“I really strongly believe that this idea of leveraging AI and social work to address social problems has to be nurtured early on,” she said. “I also believe that’s a way to grow our diversity, especially in our engineering population. Realizing that you can work on homelessness or substance abuse or conservation as a computer scientist or an engineer can attract people who wouldn’t otherwise think of studying those fields.”
Over the years, CAIS researchers have tackled several important projects.
Phebe Vayanos, a center associate director and USC Viterbi assistant professor of industrial and systems engineering and computer science, and her team have worked to develop an algorithm to reduce suicides among young people. The algorithm would identify the best person to train in a given group of young adults to serve as a gatekeeper capable of identifying warning signs of suicide and intervening to connect to appropriate resources.
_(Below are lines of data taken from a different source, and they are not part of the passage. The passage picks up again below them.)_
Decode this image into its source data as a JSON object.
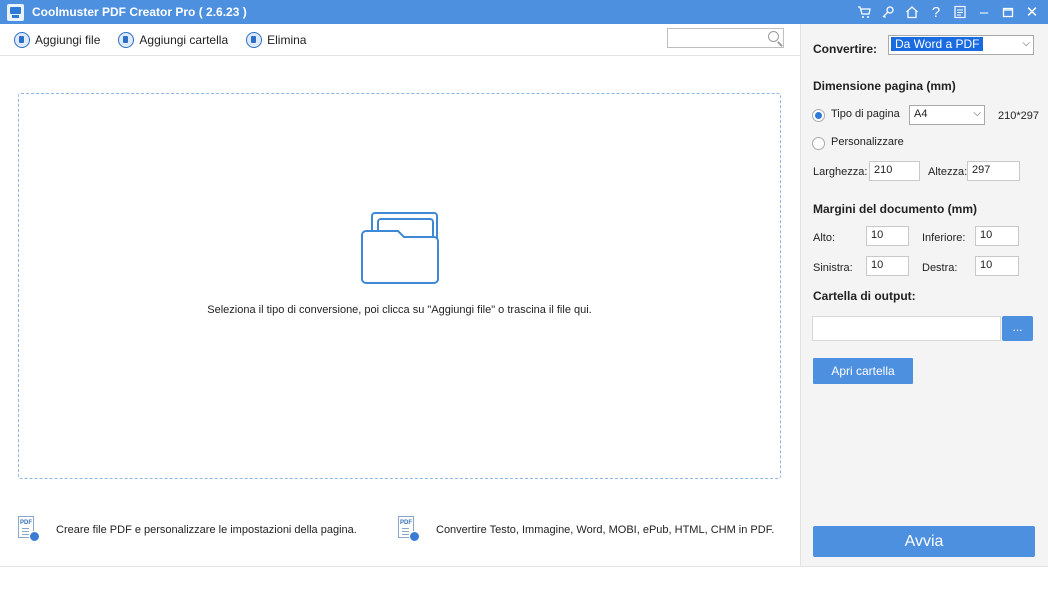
{
  "window": {
    "title": "Coolmuster PDF Creator Pro   ( 2.6.23 )",
    "controls": [
      "cart-icon",
      "key-icon",
      "home-icon",
      "help-icon",
      "feedback-icon",
      "minimize-icon",
      "restore-icon",
      "close-icon"
    ],
    "help_glyph": "?",
    "minimize_glyph": "–",
    "close_glyph": "✕"
  },
  "toolbar": {
    "add_file_label": "Aggiungi file",
    "add_folder_label": "Aggiungi cartella",
    "delete_label": "Elimina",
    "search_value": ""
  },
  "dropzone": {
    "hint": "Seleziona il tipo di conversione, poi clicca su \"Aggiungi file\" o trascina il file qui."
  },
  "tips": {
    "tip1": "Creare file PDF e personalizzare le impostazioni della pagina.",
    "tip2": "Convertire Testo, Immagine, Word, MOBI, ePub, HTML, CHM in PDF.",
    "pdf_badge": "PDF"
  },
  "panel": {
    "convert_label": "Convertire:",
    "convert_value": "Da Word a PDF",
    "page_size_title": "Dimensione pagina (mm)",
    "page_type_label": "Tipo di pagina",
    "page_type_value": "A4",
    "page_type_dims": "210*297",
    "custom_label": "Personalizzare",
    "width_label": "Larghezza:",
    "width_value": "210",
    "height_label": "Altezza:",
    "height_value": "297",
    "margins_title": "Margini del documento (mm)",
    "top_label": "Alto:",
    "top_value": "10",
    "bottom_label": "Inferiore:",
    "bottom_value": "10",
    "left_label": "Sinistra:",
    "left_value": "10",
    "right_label": "Destra:",
    "right_value": "10",
    "output_title": "Cartella di output:",
    "output_value": "",
    "browse_label": "...",
    "open_folder_label": "Apri cartella",
    "start_label": "Avvia",
    "dropdown_glyph": "⌵"
  },
  "colors": {
    "accent": "#4d90e0",
    "selection": "#1a6be0",
    "panel_bg": "#f4f4f4"
  }
}
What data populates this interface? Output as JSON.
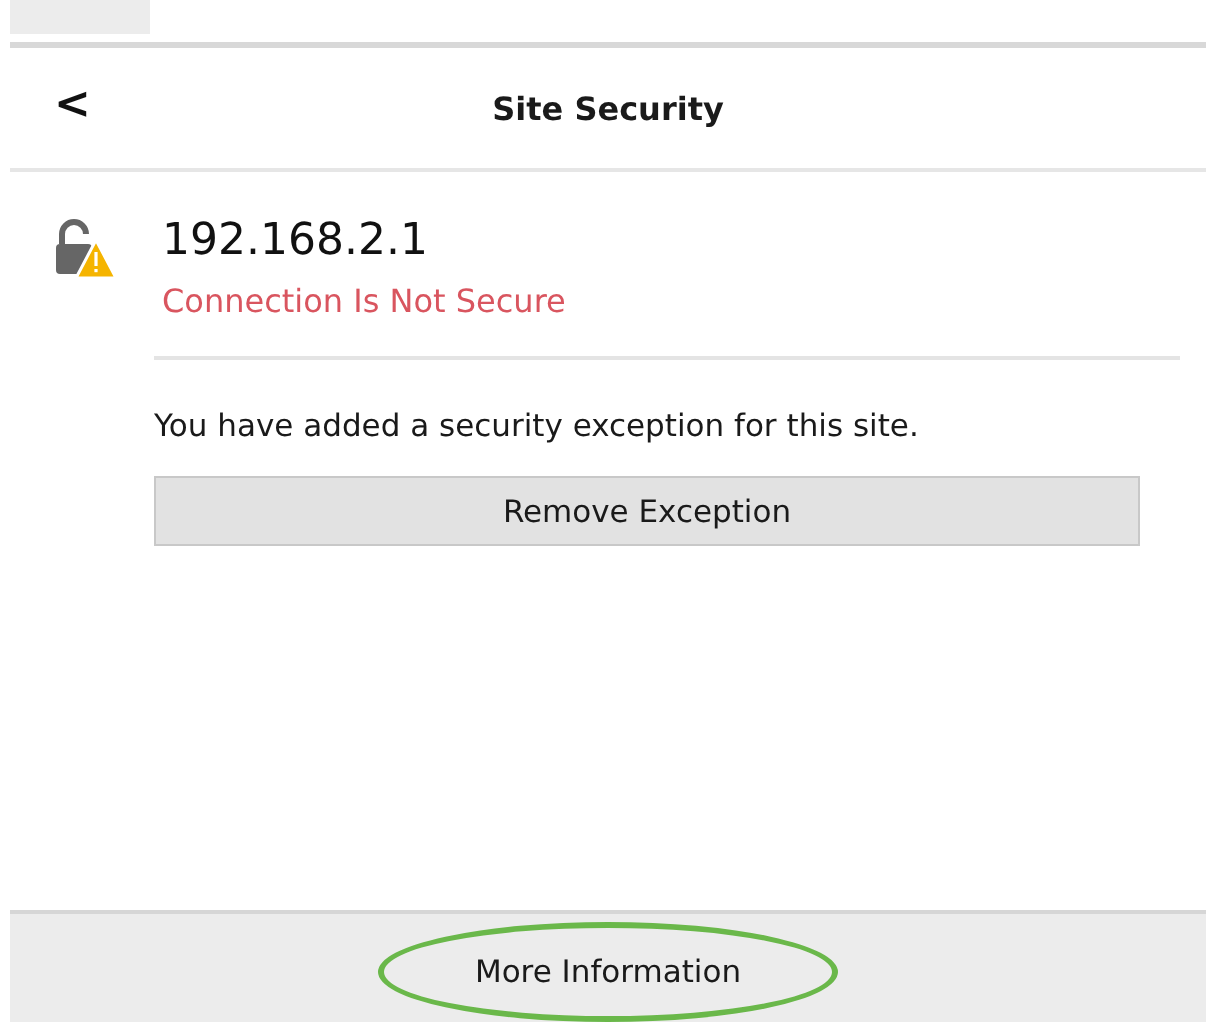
{
  "header": {
    "back": "<",
    "title": "Site Security"
  },
  "site": {
    "host": "192.168.2.1",
    "status": "Connection Is Not Secure",
    "secure": false
  },
  "message": "You have added a security exception for this site.",
  "remove_button": "Remove Exception",
  "footer": {
    "button": "More Information",
    "highlighted": true
  }
}
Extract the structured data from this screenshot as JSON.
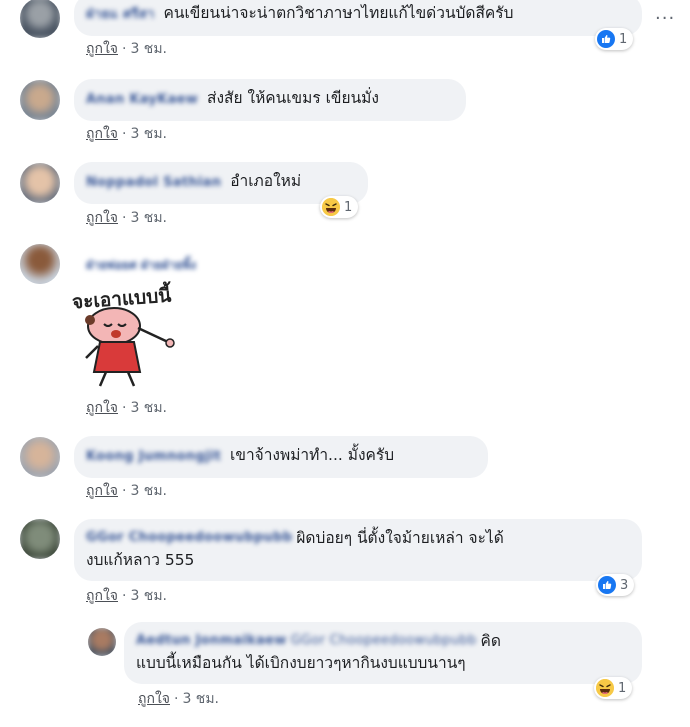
{
  "meta": {
    "like_label": "ถูกใจ",
    "separator": "·",
    "time_label": "3 ชม."
  },
  "comments": [
    {
      "name": "ฝ่ายแ ศรีสา",
      "text": "คนเขียนน่าจะน่าตกวิชาภาษาไทยแก้ไขด่วนบัดสีครับ",
      "reaction": {
        "type": "like",
        "count": "1"
      }
    },
    {
      "name": "Anan KayKaew",
      "text": "ส่งสัย ให้คนเขมร เขียนมั่ง"
    },
    {
      "name": "Noppadol Sathian",
      "text": "อำเภอใหม่",
      "reaction": {
        "type": "haha",
        "count": "1"
      }
    },
    {
      "name": "ฝ่ายพ่อยศ ฝ่ายฝ่ายพิ้ง",
      "sticker_text": "จะเอาแบบนี้"
    },
    {
      "name": "Koong Jumnongjit",
      "text": "เขาจ้างพม่าทำ... มั้งครับ"
    },
    {
      "name": "GGor Choopeedoowubpubb",
      "text_line1": "ผิดบ่อยๆ นี่ตั้งใจม้ายเหล่า จะได้",
      "text_line2": "งบแก้หลาว 555",
      "reaction": {
        "type": "like",
        "count": "3"
      }
    },
    {
      "name": "Aedtun Jonmaikaew",
      "mention": "GGor Choopeedoowubpubb",
      "text_line1": "คิด",
      "text_line2": "แบบนี้เหมือนกัน ได้เบิกงบยาวๆหากินงบแบบนานๆ",
      "reaction": {
        "type": "haha",
        "count": "1"
      }
    }
  ],
  "colors": {
    "bubble_bg": "#f0f2f5",
    "name_color": "#3b5998",
    "like_blue": "#1877f2",
    "haha_yellow": "#f7c946"
  }
}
In addition, CAIS co-director Rice and others, supported by a $600,000 grant from the Army Research Office, are studying ways to employ AI to increase early interventions for military personnel at risk of suicide.
Tackling another pressing societal challenge, CAIS associate co-director Jordan Davis, an assistant professor in the School of Social Work, leads research addressing substance use and the developmental needs of marginalized and vulnerable populations. He collaborates with AI faculty to integrate this powerful technology into the models and analysis.
“CAIS has always been committed to doing research that has a real impact in vulnerable communities,” Rice said. “We think that by bringing together computer science, social work and community partners we can create new solutions to some of the most vexing problems facing humanity.”
Dilkina’s CAIS-related research has also proven quite innovative.
She belonged to a team that found that 13 million people could be forced to relocate by 2100 because of rising sea levels, moving to places like Atlanta, Denver and Midwest suburban and rural areas. To predict the trajectory migration caused by rising sea levels, Dilkina and other researchers took existing projections of rising sea levels and combined this with population projections. Based on migration patterns after Hurricane Katrina and Hurricane Rita, the team trained machine learning models—a subset of artificial intelligence—to predict where people would relocate.
More recently, Dilkina has worked with the Los Angeles Department of Water and Power. The project employs AI to suggest upgrades to city water pipes where the probability of earthquake damage is the highest and the customers serviced, such as firefighters and hospitals, would most need access to water after a major temblor.
“Let’s say I had enough funding to upgrade say 200 pipes out of the 5,000 pipes in the LA area,” she said. “That’s an astronomical number of combinations to consider, so AI helps to sift through those possibilities faster and find the best ones [for the entire network].”
A passionate wildlife conservationist, Dilkina has worked on a years-long, National Science Foundation-funded project with collaborators around the world to thwart illicit animal trafficking. The goal: create data-rich models identifying major illegal trafficking routes, including intermediate transfer points, to increase the likelihood for effective intervention.
Dilkina said she made the right choice in heading west to join USC Viterbi and CAIS.
“I am very inspired by the center’s vision and that there are so many faculty from engineering and social work dedicated to joining forces and closely collaborating to solve wicked problems,” she said. “I have found my research soulmates.”
Published on September 30th, 2020
Last updated on September 30th, 2020